→ **WHAT IS BEING ASKED**:
Write every line of the material out exactly as shown.

→ **MATERIAL PROVIDED**:
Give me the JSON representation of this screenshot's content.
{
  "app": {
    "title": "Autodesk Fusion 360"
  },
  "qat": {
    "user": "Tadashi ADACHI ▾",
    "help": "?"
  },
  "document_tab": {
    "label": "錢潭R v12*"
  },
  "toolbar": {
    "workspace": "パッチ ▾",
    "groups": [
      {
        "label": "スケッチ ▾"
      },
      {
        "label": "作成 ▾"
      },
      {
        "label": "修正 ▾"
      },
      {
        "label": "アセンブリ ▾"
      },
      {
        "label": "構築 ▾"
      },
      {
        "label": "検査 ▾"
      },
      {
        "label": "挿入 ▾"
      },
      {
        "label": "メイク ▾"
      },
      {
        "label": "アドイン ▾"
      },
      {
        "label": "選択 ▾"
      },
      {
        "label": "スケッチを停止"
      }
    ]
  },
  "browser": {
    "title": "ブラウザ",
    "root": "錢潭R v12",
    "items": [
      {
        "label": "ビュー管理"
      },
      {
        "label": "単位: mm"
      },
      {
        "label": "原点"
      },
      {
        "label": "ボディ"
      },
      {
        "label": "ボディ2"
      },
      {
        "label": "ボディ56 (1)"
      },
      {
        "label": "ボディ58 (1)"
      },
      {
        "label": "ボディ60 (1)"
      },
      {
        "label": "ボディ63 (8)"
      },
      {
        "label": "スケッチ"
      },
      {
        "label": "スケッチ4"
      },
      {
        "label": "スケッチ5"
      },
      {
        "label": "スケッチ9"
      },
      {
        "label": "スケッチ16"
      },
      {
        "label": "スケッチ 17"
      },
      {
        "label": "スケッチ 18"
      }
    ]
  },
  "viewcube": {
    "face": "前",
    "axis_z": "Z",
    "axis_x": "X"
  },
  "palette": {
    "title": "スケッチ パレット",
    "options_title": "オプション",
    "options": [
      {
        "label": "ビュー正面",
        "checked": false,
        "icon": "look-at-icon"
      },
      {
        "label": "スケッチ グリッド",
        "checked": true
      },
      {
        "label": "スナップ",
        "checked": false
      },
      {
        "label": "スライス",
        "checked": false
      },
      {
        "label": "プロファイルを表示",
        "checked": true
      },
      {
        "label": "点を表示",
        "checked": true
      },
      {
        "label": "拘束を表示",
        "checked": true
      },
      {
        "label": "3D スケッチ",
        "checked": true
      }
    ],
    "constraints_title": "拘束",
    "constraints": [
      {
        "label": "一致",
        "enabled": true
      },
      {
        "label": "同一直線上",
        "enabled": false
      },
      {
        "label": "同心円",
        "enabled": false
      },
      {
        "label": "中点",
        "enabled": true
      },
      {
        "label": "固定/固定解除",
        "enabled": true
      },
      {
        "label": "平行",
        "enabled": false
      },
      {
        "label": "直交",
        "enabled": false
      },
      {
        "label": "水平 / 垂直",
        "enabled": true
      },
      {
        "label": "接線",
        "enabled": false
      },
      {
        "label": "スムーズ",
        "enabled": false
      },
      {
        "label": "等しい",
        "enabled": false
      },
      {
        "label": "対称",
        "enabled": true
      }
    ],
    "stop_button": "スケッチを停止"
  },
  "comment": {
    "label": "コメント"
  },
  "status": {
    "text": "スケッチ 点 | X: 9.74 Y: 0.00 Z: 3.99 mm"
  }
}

→ **REPLY**:
Give me the JSON representation of this screenshot's content.
{
  "app": {
    "title": "Autodesk Fusion 360"
  },
  "qat": {
    "user": "Tadashi ADACHI ▾",
    "help": "?"
  },
  "document_tab": {
    "label": "錢潭R v12*"
  },
  "toolbar": {
    "workspace": "パッチ ▾",
    "groups": [
      {
        "label": "スケッチ ▾"
      },
      {
        "label": "作成 ▾"
      },
      {
        "label": "修正 ▾"
      },
      {
        "label": "アセンブリ ▾"
      },
      {
        "label": "構築 ▾"
      },
      {
        "label": "検査 ▾"
      },
      {
        "label": "挿入 ▾"
      },
      {
        "label": "メイク ▾"
      },
      {
        "label": "アドイン ▾"
      },
      {
        "label": "選択 ▾"
      },
      {
        "label": "スケッチを停止"
      }
    ]
  },
  "browser": {
    "title": "ブラウザ",
    "root": "錢潭R v12",
    "items": [
      {
        "label": "ビュー管理"
      },
      {
        "label": "単位: mm"
      },
      {
        "label": "原点"
      },
      {
        "label": "ボディ"
      },
      {
        "label": "ボディ2"
      },
      {
        "label": "ボディ56 (1)"
      },
      {
        "label": "ボディ58 (1)"
      },
      {
        "label": "ボディ60 (1)"
      },
      {
        "label": "ボディ63 (8)"
      },
      {
        "label": "スケッチ"
      },
      {
        "label": "スケッチ4"
      },
      {
        "label": "スケッチ5"
      },
      {
        "label": "スケッチ9"
      },
      {
        "label": "スケッチ16"
      },
      {
        "label": "スケッチ 17"
      },
      {
        "label": "スケッチ 18"
      }
    ]
  },
  "viewcube": {
    "face": "前",
    "axis_z": "Z",
    "axis_x": "X"
  },
  "palette": {
    "title": "スケッチ パレット",
    "options_title": "オプション",
    "options": [
      {
        "label": "ビュー正面",
        "checked": false,
        "icon": "look-at-icon"
      },
      {
        "label": "スケッチ グリッド",
        "checked": true
      },
      {
        "label": "スナップ",
        "checked": false
      },
      {
        "label": "スライス",
        "checked": false
      },
      {
        "label": "プロファイルを表示",
        "checked": true
      },
      {
        "label": "点を表示",
        "checked": true
      },
      {
        "label": "拘束を表示",
        "checked": true
      },
      {
        "label": "3D スケッチ",
        "checked": true
      }
    ],
    "constraints_title": "拘束",
    "constraints": [
      {
        "label": "一致",
        "enabled": true
      },
      {
        "label": "同一直線上",
        "enabled": false
      },
      {
        "label": "同心円",
        "enabled": false
      },
      {
        "label": "中点",
        "enabled": true
      },
      {
        "label": "固定/固定解除",
        "enabled": true
      },
      {
        "label": "平行",
        "enabled": false
      },
      {
        "label": "直交",
        "enabled": false
      },
      {
        "label": "水平 / 垂直",
        "enabled": true
      },
      {
        "label": "接線",
        "enabled": false
      },
      {
        "label": "スムーズ",
        "enabled": false
      },
      {
        "label": "等しい",
        "enabled": false
      },
      {
        "label": "対称",
        "enabled": true
      }
    ],
    "stop_button": "スケッチを停止"
  },
  "comment": {
    "label": "コメント"
  },
  "status": {
    "text": "スケッチ 点 | X: 9.74 Y: 0.00 Z: 3.99 mm"
  }
}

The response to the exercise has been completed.